Translation of hasten in Spanish:

hasten

Pronunciation: /ˈheɪsn/

vt

  • [process] acelerar; [defeat/death] adelantar
    More example sentences
    • In December 1889, Parnell became involved in a divorce that was to end his political influence and the trauma of this divorce probably hastened his early death.
    • A couple of undistinguished losses hastened the end of his career.
    • Experts explained that overcrowded high-rises and overusage of underground space hasten the speed of subsidence.

vi

  • apresurarse, apurarse (Latin America/América Latina) I hastened back to the house me apresuré a regresar a la casa to hasten to + infinitive/infinitivo apresurarse a + infinitive/infinitivo I paid for it myself, she hastened to add —lo pagué yo —se apresuró a decir not that I've got anything against her, I hasten to add no es que tenga nada contra ella, que conste
    More example sentences
    • The fat man scrambled up and hastened away, helped along by the boot of Magdalena.
    • There is nothing more to say about this damnable road; it is best to hasten along it if one must, and to turn off it as soon as one may.
    • But what do their faces tell us, as they hasten to their posts?

Definition of hasten in:

Get more from Oxford Dictionaries

Subscribe to remove adverts and access premium resources

Word of the day reubicar
vt
to relocate …
Cultural fact of the day

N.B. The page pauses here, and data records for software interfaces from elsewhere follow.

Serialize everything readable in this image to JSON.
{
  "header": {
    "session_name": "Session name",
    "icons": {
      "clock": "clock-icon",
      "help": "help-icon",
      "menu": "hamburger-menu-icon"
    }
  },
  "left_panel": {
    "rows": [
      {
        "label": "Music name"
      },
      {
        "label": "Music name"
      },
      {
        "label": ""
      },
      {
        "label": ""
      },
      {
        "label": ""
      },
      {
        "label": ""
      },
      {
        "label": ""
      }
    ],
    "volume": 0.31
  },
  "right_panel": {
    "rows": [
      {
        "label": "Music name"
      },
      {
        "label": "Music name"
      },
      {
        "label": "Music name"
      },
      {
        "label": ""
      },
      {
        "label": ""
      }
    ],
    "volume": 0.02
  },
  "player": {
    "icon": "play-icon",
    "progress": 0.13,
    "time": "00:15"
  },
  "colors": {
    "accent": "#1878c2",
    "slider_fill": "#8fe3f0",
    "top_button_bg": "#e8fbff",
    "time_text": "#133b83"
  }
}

In Spain the term castellano, rather than español, refers to the Spanish language as opposed to Catalan, Basque etc. The choice of word has political overtones: castellano has separatist connotations and español is considered centralist. In Latin America castellano is the usual term for Spanish.